Life aboard in cold climates is made much more comfortable by Tilley lamps. They burn pressurised paraffin and provide plenty of heat as well as light on cold dark evenings. High-latitude summers have enough daylight for our two solar panels to power all our toys, day and night, under way and in port. Tropical days are much shorter, and the nights correspondingly longer, so that we were running out of electrical power when underway. The backup, of course, was to start the engine to provide charge, but I felt a lot happier after we bought the towed generator to provide extra charge at sea. I don’t have a wind powered generator aboard as, to me, they look very likely to turn into another ‘thing that is trying to kill you’ in a rising gale. They can also be noisy and transmit vibrations throughout the hull, so personally, I’d rather find room for more solar panels than fit one at the moment.

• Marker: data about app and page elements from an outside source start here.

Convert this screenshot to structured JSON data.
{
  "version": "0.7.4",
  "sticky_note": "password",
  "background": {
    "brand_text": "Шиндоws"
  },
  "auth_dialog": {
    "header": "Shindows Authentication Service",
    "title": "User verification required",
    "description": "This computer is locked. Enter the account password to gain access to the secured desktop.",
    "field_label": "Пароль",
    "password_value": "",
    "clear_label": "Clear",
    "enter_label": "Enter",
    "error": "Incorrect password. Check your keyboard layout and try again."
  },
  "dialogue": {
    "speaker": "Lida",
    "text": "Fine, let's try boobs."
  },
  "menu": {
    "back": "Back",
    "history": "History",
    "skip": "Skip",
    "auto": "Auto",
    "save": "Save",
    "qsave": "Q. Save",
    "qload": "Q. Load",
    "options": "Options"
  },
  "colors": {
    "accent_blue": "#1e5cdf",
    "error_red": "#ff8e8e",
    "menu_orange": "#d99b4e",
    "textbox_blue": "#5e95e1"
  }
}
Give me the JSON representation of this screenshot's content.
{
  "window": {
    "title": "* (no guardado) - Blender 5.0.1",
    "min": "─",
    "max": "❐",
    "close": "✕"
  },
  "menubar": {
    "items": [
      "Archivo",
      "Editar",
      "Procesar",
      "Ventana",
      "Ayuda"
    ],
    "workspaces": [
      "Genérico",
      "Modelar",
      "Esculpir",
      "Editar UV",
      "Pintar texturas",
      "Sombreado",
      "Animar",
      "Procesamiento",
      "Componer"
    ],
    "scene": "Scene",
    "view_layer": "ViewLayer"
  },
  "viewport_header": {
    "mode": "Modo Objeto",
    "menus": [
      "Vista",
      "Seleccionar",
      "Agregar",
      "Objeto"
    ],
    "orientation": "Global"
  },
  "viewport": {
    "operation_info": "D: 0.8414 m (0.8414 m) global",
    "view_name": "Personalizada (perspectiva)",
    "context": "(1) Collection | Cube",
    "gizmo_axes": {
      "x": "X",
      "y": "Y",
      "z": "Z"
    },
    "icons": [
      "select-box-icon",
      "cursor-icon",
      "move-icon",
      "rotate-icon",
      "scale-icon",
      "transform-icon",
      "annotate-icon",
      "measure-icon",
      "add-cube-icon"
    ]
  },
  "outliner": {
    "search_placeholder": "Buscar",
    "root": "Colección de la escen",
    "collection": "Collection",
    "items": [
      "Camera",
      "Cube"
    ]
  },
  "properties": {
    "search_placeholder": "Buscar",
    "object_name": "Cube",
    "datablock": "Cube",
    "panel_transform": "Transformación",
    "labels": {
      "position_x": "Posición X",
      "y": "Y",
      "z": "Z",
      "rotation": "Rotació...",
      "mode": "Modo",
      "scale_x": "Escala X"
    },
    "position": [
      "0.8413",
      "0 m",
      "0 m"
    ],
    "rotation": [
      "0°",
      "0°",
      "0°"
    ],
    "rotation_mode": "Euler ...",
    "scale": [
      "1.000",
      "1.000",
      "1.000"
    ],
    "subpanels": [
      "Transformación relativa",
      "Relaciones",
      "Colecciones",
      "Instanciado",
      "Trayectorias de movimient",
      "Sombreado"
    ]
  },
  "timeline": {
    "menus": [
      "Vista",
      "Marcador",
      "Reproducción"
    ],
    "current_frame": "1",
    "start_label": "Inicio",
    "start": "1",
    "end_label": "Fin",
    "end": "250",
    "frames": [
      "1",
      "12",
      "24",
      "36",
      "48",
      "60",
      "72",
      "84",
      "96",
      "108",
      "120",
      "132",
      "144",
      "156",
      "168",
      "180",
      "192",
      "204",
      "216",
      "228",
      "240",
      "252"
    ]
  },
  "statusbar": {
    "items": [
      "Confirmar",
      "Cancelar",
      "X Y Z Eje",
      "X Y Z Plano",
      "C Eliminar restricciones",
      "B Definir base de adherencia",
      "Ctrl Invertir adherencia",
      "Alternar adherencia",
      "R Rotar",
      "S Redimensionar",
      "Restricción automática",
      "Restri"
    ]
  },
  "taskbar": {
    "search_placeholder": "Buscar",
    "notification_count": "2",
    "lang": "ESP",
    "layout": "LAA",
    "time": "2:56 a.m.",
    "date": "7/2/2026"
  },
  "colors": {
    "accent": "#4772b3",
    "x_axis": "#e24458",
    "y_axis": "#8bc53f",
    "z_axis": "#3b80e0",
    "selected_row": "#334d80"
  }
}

In addition, there is room aboard for hobbies. This, for us, includes books, cooking equipment, a laptop computer and, for me, tools. Really, I wonder if you’re really suited to the cruising life if your hobbies do not include making and mending things. I know people who cruise with a steady stream of local workmen coming aboard to fix and fit things. To me, doing those things myself is part of the joy. On the other hand, it is important to know your limitations: I am not a diesel engine expert, and sometimes the reliability of that engine is fairly essential, so I have people who have been on training courses and who have easy access to all the right spares parts look after that for me. My partner, Nicky, enjoyed sketching, pastels, water colours and even got into cross-stitching while we were away. Some people have a sewing machine on board and even make a bit of money from it. We found that skill-bartering worked well for us: my electronic skills helped me fix someone’s self-steering and their underwater dexterity meant that they could scrape our weedy bottom clean in half a day.